Therefore, mostly for my own reference, but for yours, too, if you care about such things, I've compiled below my list of all the varied ways that I can think of to review memory work, everything from spelling words to math facts, timeline dates to state capitals, poetry to sight words, vocabulary to Latin translations...you get the idea:
Copy in alphabetical order. This works for spelling/vocabulary words and the kids' Latin words--it's regular old copywork, but you have to use your brain a bit more, and it makes sure that you're not studying the words in the same order every time.
Write it on the window with dry erase markers or the sidewalk with chalk. The kiddos ALWAYS like to do this, but it does take a ton of time, since if you've given them dry erase markers or chalk and fun things to draw on, you've obviously got to let them draw:
Speed race! This would give Sydney a heart attack, but it's been working really well with Willow and multiplication. Simply memorizing her multiplication table is a fail, because she can calculate so quickly that she can work any fact out in her head in a few seconds, and then you're left wondering, "Is she trying to remember, or counting by eights in her head?". I've been using these multiplication matching puzzles, however, timing Willow as she races to complete them, and encouraging her to beat the previous day's time. If it looks like she's starting to memorize the positions of the answers as well as the answers, I skip to different tables for a few days, and then go back to the earlier ones for a fresh look and a review.

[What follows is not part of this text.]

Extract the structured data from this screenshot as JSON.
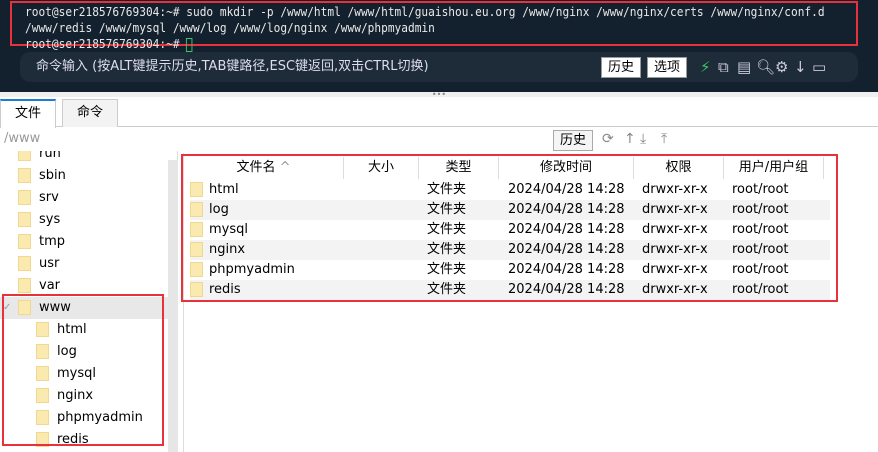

Songs. Will is our star at memorizing facts through song (her recitation of all the countries of Africa still gives me pridey feelings inside), but Syd is quickly catching her up, with her love of the Song School Latin CD. It takes a lot of curating, though, because many educational songs are crap. I use my free Spotify app to search for and then stream songs for just about every subject--they're not all for memorizing, of course (the girls always want to listen to the state song of whatever state they're studying, for instance), but you'd be surprised how happily you can bop along to the multiplication table when it's sung by a good voice to a catchy tune. Our favorite, by FAR, is Victor Johnson's Multiplication and Skip Counting Songs, although there's also a super annoying song ("The Pi Song," by Bryant Oden) that I'm using to memorize pi:
"They said 'Would you like some pi?' I said, 'Yes, I would!' I forgot they majored in math. I would undo it if I could! They said, '3.1415926535897932384626433.'" Yep, that's from memory! Don't all congratulate me at once.
DIY Dry Erase. The girls actually DON'T like this too much, because it takes a lot more elbow grease to erase than a conventional dry erase board, but for things like parts labeling or their spelling words, I like to laminate the document to use as a dry erase:
I've also heard that page protectors and CD cases work well as dry erase boards, but I haven't tried them yet. One more thing for my to-do list!
Tape yourself. The girls love doing this for poetry and spelling words. Not only does the taping require a lot of thoughtful interaction with their memory work, but it also really encourages repetition--I think they just like to listen to themselves! I let them record these on my ipod, which they're allowed to use, too--
--but if a certain little someone receives an ipod touch for her birthday (assuming that Craigslist/local pawn shops cooperate), then they can start recording on that, instead.
DIY flash cards. They like their flash cards better if they help me make them. This works especially well for Latin, since we use these coloring pages that correspond to all the vocabulary in Song School Latin. I print them four to a page, the girls color them, then (sloppily) cut them out and (even more sloppily) laminate them, all by themselves. Big fun, and impossible for them to say that they hate later on.
So that's what I've got so far. I need WAY more ideas, though! I'd like to have twenty or so possibilities, to support a full month of memory work without repetition. But I also need ideas that don't require a ton of prep work--I do NOT want to be creating a Montessori-style three-part card for every subject every week, for instance--or use a ton of expensive or disposable materials.